By Michael Bushnell
Henry Fortunato, the man who made walking in the metro famous, has passed away after a cancer diagnosis in late fall of 2017. Fortunato was 62.
After coming to Kansas City for a communications job in 1997, he left to pursue a degree in American History from Kansas University. Fortunato was also the genius behind the public relations and marketing department at the Kansas City Public Library. As part of that outreach he hired Northeast News publisher Michael Bushnell in 2013 to provide neighborhood history presentations to the six key areas of Kansas City through the use of antique postcards published around the turn of the 20th century.
“Henry was an avid historian and a regular at events held at the Kansas City Museum,” said Bushnell. “We were going to collaborate on some interpretive trail signage along Cliff Drive. I’m saddened to learn of his passing.”

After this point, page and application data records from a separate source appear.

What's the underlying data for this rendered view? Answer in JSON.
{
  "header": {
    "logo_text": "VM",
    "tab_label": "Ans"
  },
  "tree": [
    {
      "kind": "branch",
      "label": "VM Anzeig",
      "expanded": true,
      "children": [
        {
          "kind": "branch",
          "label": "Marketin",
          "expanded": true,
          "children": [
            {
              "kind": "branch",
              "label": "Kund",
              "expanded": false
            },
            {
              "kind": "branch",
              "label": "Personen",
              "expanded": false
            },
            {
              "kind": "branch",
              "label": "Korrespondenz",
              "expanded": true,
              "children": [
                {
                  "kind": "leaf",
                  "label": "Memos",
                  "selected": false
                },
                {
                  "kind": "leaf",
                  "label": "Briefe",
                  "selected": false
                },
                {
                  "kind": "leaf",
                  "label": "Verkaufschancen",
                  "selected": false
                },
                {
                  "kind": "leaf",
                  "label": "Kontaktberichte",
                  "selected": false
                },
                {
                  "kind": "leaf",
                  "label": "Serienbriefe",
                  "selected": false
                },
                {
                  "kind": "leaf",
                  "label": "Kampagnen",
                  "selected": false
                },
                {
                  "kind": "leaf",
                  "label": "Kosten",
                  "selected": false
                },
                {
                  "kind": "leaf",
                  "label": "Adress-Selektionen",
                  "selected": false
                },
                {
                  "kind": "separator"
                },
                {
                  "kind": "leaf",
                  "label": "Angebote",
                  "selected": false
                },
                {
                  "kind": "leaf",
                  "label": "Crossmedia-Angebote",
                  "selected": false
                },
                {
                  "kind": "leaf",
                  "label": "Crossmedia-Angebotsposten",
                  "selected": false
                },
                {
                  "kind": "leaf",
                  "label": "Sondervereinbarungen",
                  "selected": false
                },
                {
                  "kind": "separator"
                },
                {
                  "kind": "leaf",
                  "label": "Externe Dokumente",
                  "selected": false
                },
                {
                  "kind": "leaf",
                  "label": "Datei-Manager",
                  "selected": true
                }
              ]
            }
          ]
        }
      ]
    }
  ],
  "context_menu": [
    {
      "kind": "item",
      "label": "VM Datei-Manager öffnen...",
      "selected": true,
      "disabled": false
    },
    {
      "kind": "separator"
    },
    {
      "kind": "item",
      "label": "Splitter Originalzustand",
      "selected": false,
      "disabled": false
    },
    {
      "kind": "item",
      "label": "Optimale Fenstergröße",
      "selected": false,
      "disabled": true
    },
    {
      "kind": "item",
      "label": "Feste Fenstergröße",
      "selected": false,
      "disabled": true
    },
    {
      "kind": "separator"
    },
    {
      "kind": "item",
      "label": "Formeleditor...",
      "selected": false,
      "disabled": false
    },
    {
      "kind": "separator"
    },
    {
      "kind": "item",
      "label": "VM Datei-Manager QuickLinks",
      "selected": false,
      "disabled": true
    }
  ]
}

Fortunato brought his KU students to the Kansas City Museum in May of 2016 as part of a Humanities boot camp. There, Fortunato moderated a discussion about the work that goes into building a successful urban core community. Representatives from the Museum, the Independence Avenue CID, Jewish Vocational Services, and Northeast Alliance Together participated.
“The reason why we went to Kansas City Museum is because I wanted them to see people in a community working together to bring about positive change,” Fortunato said at the time. “There were people there who wanted to intern with every one of those organizations. They came away thinking that what’s happening there was extraordinary and worth being a part of.”
A visitation is scheduled for Friday, February 9 from 5 p.m. to 8 p.m. at the Interurban Art House at 8001 Newton in Overland Park, Kansas. A mass is slated for February 17th in Stirling, New Jersey.